Creatively, it must also be emphasized that Zelda’s writing style was completely different from her husband’s. Where Fitzgerald’s writing was short and crisp, in true Leonine fashion Zelda’s was descriptively flowery in an almost epic poem way. Her book served also as a literary trailblazer by experimenting with the technique of free association.
To quote New York Times literary critic Michiko Kakutani:
“Zelda Fitzgerald succeeded in conveying her own heroic desperation to succeed at something of her own, and she also managed to distinguish herself as a writer with, as Edmund Wilson once said of her husband, a ‘gift for turning language into something iridescent and surprising.”
Many often wonder how Zelda’s life would have been if she never encountered her famous author of a husband. In either outcome, this Lion born multi-talented artist would have undoubtedly shined pursuing a life that was fully lived and Leonine to the core.
Along with her written work public interest has renewed regarding Zelda Fitzgerald’s artwork as well. Seen above is a commemoration of her wedding day where wedding guests merge with an oncoming Easter Parade.
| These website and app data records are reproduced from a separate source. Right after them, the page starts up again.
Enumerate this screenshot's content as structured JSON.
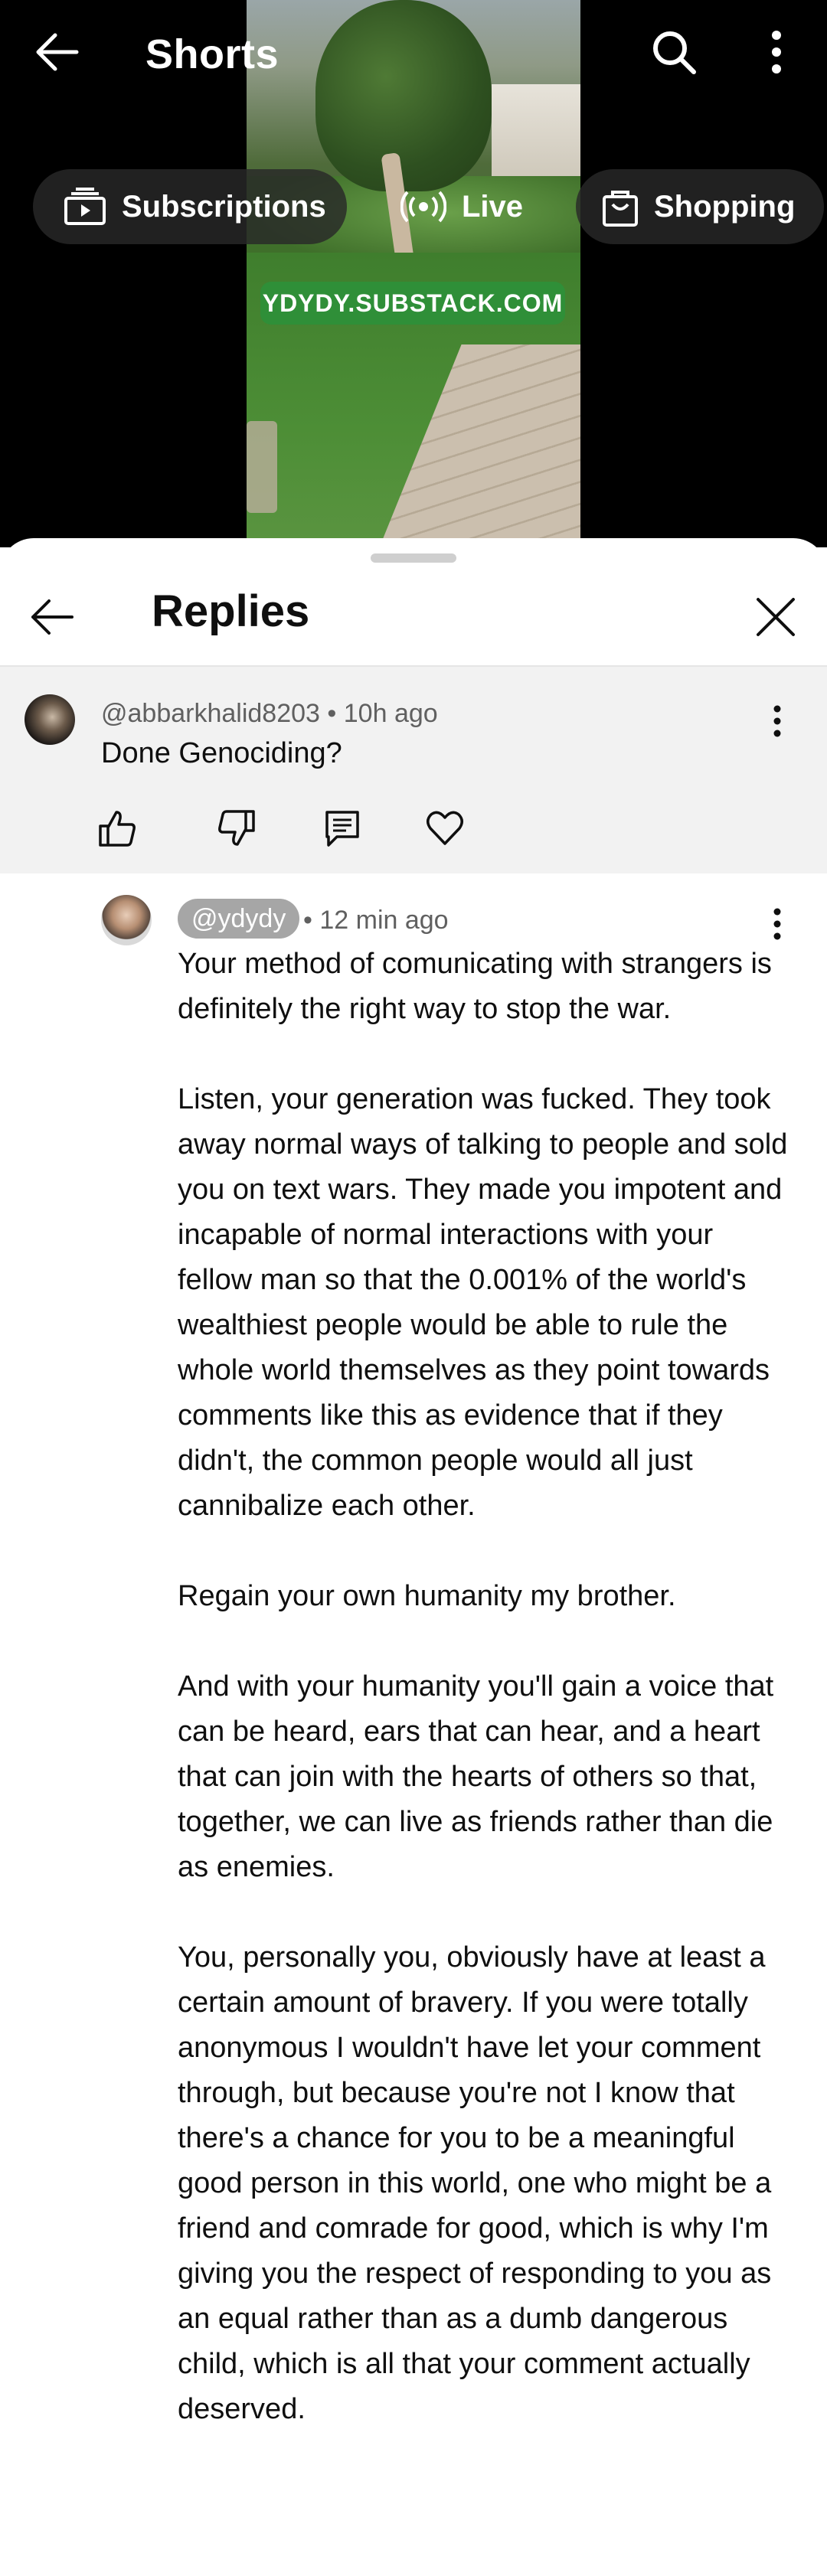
{
  "header": {
    "title": "Shorts"
  },
  "chips": {
    "subscriptions": "Subscriptions",
    "live": "Live",
    "shopping": "Shopping"
  },
  "video": {
    "watermark": "YDYDY.SUBSTACK.COM"
  },
  "sheet": {
    "title": "Replies"
  },
  "parent_comment": {
    "author": "@abbarkhalid8203",
    "time": "10h ago",
    "text": "Done Genociding?"
  },
  "reply": {
    "author": "@ydydy",
    "time": "12 min ago",
    "paragraphs": [
      "Your method of comunicating with strangers is definitely the right way to stop the war.",
      "Listen, your generation was fucked. They took away normal ways of talking to people and sold you on text wars. They made you impotent and incapable of normal interactions with your fellow man so that the 0.001% of the world's wealthiest people would be able to rule the whole world themselves as they point towards comments like this as evidence that if they didn't, the common people would all just cannibalize each other.",
      "Regain your own humanity my brother.",
      "And with your humanity you'll gain a voice that can be heard, ears that can hear, and a heart that can join with the hearts of others so that, together, we can live as friends rather than die as enemies.",
      "You, personally you, obviously have at least a certain amount of bravery. If you were totally anonymous I wouldn't have let your comment through, but because you're not I know that there's a chance for you to be a meaningful good person in this world, one who might be a friend and comrade for good, which is why I'm giving you the respect of responding to you as an equal rather than as a dumb dangerous child, which is all that your comment actually deserved."
    ]
  },
  "icons": {
    "back": "arrow-left-icon",
    "search": "search-icon",
    "more": "more-vert-icon",
    "subscriptions": "subscriptions-icon",
    "live": "live-icon",
    "shopping": "shopping-bag-icon",
    "close": "close-icon",
    "like": "thumb-up-icon",
    "dislike": "thumb-down-icon",
    "reply": "comment-icon",
    "heart": "heart-icon"
  },
  "colors": {
    "watermark_bg": "#2f8f38",
    "handle_chip_bg": "#a6a6a6"
  }
}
Painted circa 1942 from memory, “5th Avenue” by Zelda Fitzgerald.
“Self Portrait” by Zelda Fitzgerald, 1940
Brad Kronen’s book “Love in the Stars” published by Llewellyn Worldwide, Inc. is available for purchase at your local book seller or online at amazon.com at the link listed below.